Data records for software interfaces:
# # # # # # #
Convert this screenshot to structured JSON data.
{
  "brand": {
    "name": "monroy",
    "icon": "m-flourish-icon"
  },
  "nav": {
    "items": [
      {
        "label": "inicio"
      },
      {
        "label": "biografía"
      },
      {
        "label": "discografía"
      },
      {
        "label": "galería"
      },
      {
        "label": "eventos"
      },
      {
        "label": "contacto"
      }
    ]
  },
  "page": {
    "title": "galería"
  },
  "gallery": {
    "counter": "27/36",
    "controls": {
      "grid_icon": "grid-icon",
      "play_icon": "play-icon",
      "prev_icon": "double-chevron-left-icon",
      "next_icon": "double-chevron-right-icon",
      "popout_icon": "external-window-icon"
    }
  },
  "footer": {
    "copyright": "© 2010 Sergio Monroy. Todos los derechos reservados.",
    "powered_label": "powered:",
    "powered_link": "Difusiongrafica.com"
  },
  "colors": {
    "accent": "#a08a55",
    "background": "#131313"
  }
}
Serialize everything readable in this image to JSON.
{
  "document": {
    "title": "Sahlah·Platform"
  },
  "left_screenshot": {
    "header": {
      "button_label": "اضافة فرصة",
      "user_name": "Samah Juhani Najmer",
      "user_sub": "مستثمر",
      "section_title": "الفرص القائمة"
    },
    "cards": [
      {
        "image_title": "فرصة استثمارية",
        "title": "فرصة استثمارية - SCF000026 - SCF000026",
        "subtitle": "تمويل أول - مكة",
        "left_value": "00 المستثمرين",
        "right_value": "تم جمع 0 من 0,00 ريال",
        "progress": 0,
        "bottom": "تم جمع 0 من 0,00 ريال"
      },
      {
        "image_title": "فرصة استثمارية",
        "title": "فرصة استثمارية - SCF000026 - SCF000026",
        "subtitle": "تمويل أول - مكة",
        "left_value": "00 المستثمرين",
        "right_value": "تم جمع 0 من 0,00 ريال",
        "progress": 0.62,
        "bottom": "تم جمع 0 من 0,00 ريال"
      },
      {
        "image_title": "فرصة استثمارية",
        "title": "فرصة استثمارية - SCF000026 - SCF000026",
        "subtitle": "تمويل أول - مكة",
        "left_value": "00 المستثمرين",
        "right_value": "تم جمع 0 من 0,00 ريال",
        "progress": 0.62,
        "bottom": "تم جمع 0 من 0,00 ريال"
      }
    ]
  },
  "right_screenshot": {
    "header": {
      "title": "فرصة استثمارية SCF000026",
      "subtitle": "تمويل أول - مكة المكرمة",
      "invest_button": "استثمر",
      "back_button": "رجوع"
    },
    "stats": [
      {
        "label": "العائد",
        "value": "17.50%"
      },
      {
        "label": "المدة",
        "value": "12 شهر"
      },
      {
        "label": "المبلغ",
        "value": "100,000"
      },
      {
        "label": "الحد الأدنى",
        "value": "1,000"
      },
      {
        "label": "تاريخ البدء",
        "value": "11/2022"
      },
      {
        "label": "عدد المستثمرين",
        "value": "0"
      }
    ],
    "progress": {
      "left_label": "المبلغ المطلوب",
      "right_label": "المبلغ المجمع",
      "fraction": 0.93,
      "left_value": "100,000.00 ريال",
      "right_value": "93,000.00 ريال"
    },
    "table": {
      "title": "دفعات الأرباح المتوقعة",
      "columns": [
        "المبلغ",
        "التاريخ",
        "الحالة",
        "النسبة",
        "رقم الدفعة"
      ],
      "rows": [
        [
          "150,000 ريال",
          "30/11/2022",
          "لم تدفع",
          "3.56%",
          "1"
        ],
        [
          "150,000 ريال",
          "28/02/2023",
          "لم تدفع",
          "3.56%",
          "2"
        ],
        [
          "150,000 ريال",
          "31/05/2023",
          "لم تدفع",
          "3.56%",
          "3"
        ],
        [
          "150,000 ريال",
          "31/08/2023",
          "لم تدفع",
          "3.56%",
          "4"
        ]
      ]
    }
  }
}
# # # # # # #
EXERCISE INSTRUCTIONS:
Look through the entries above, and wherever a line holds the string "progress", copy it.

EXPECTED ANSWER:
        "progress": 0,
        "progress": 0.62,
        "progress": 0.62,
    "progress": {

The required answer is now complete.